Majority of Americans now support universal health coverage

60 percent of Americans believe it’s the government’s responsibility to provide universal health coverage, representing a major shift in opinion since 2013, according to an analysis published in the New England Journal of Medicine.

Harvard researchers Robert Blendon, ScD and John Benson analyzed 27 national opinion polls conducted by 12 survey organizations. They found support for universal health coverage went from 42 percent in 2013 (with 56 percent saying it’s not the federal government’s responsibility to ensure all Americans have coverage) to 60 percent in 2017, with 39 percent still opposed. A partisan split, remains, however, with 85 percent of self-identified Democrats believing universal coverage is the federal government’s responsibility, with only 30 percent of Republicans in agreement.

The increased support for guaranteeing coverage factored into the Republican attempts to repeal the Affordable Care Act being unpopular (24 percent approved vs. 56 percent disapproved, according to the analysis) and failing to pass.

“When confronted with millions losing coverage, the public became more supportive of the principle that the federal government should ensure coverage for these people,” Blendon said in a statement. “This substantial change likely impacted the outcome of the Senate debate.”

Attitudes towards the ACA have also appeared to have changed, though not as drastically. When the law was passed in 2010, 42 percent approved of the law while 45 percent disapproved, with the split narrowing slightly to 44-45 by 2012. In 2017, however, 49 percent approved of the ACA while 44 percent disapproved.

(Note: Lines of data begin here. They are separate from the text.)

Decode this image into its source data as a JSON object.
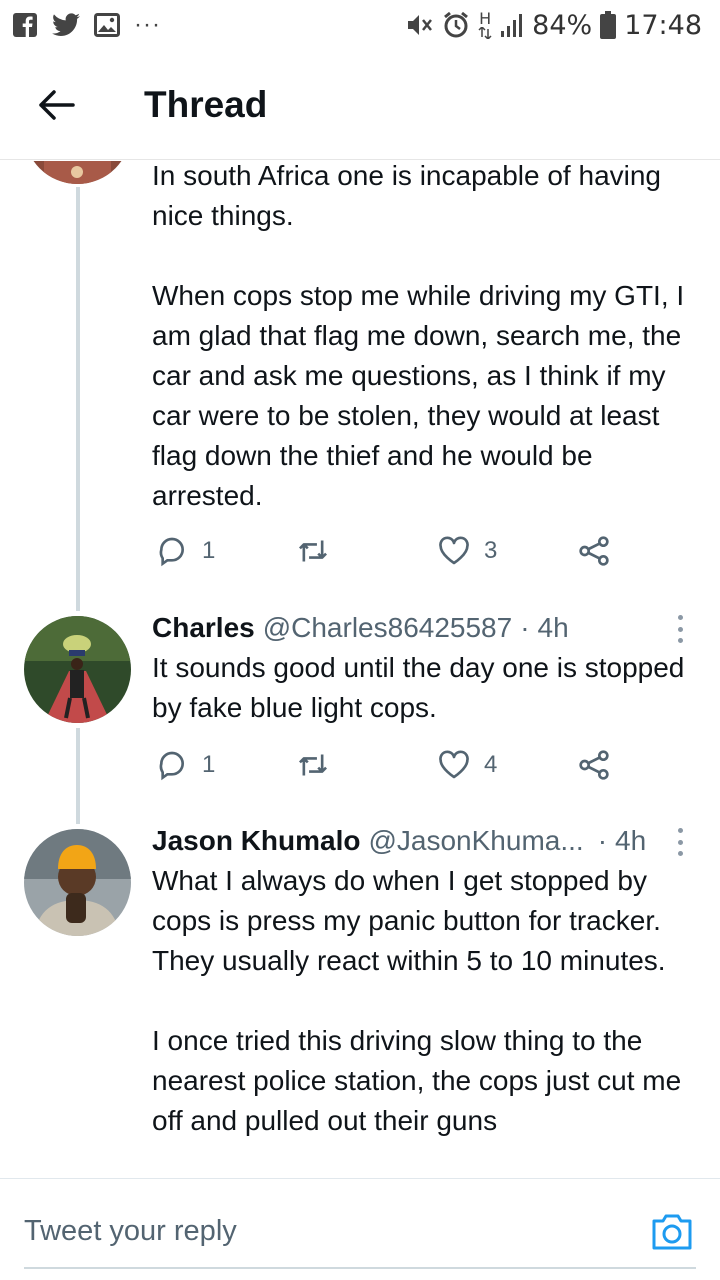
{
  "status_bar": {
    "left_icons": [
      "facebook-icon",
      "twitter-icon",
      "gallery-icon",
      "more-notifications-icon"
    ],
    "more_label": "···",
    "right_icons": [
      "mute-icon",
      "alarm-icon",
      "hplus-icon",
      "signal-icon",
      "battery-icon"
    ],
    "network": "H",
    "battery": "84%",
    "time": "17:48"
  },
  "header": {
    "back_icon": "arrow-left-icon",
    "title": "Thread"
  },
  "tweets": [
    {
      "paragraphs": [
        "In south Africa one is incapable of having nice things.",
        "When cops stop me while driving my GTI, I am glad that flag me down, search me, the car and ask me questions, as I think if my car were to be stolen, they would at least flag down the thief and he would be arrested."
      ],
      "replies": "1",
      "retweets": "",
      "likes": "3"
    },
    {
      "name": "Charles",
      "handle": "@Charles86425587",
      "separator": "·",
      "time": "4h",
      "text": "It sounds good until the day one is stopped by fake blue light cops.",
      "replies": "1",
      "retweets": "",
      "likes": "4"
    },
    {
      "name": "Jason Khumalo",
      "handle": "@JasonKhuma...",
      "separator": "·",
      "time": "4h",
      "paragraphs": [
        "What I always do when I get stopped by cops is press my panic button for tracker. They usually react within 5 to 10 minutes.",
        "I once tried this driving slow thing to the nearest police station, the cops just cut me off and pulled out their guns"
      ]
    }
  ],
  "reply_bar": {
    "placeholder": "Tweet your reply",
    "camera_icon": "camera-icon"
  },
  "colors": {
    "text": "#0f1419",
    "secondary": "#536471",
    "thread_line": "#cfd9de",
    "accent": "#1d9bf0"
  }
}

However, identical percentages of Republicans and Democrats (60 percent each) also said the law hadn’t affected them directly.

“This suggests that most people’s views about the ACA debate were not based on personal experience but on their beliefs and values about the role of the federal government in extending insurance coverage to those who do not have it,” Blendon and Benson wrote.

Other findings from the analysis included:

  • 57 percent said the federal government should play a major role in improving the healthcare system, another answer with a heavy partisan split, with 87 percent of Democrats but only 28 percent of Republicans favoring a major role.. Overall, 26 percent said the government should play a minor role and 15 percent said it should play no role at all.
  • 63 percent said lawmakers should make changes to expand coverage, even if it meant increasing government spending, which was also preferred by 89 percent of Democrats. 27 percent favored reducing government spending even if it means fewer people are insured, a stance shared by 56 percent of Republicans.
  • 72 percent preferred keeping Medicaid coverage at current levels, while 22 percent wanted it reduced to its pre-ACA state. A slight majority of Republicans (52 percent) favored maintaining Medicaid coverage.
  • 50 percent were opposed to eliminating the ACA’s individual mandate, while 48 percent supporting getting rid of it.
  • Less than 25 percent believed insurers should be able to charge more for people with pre-existing conditions.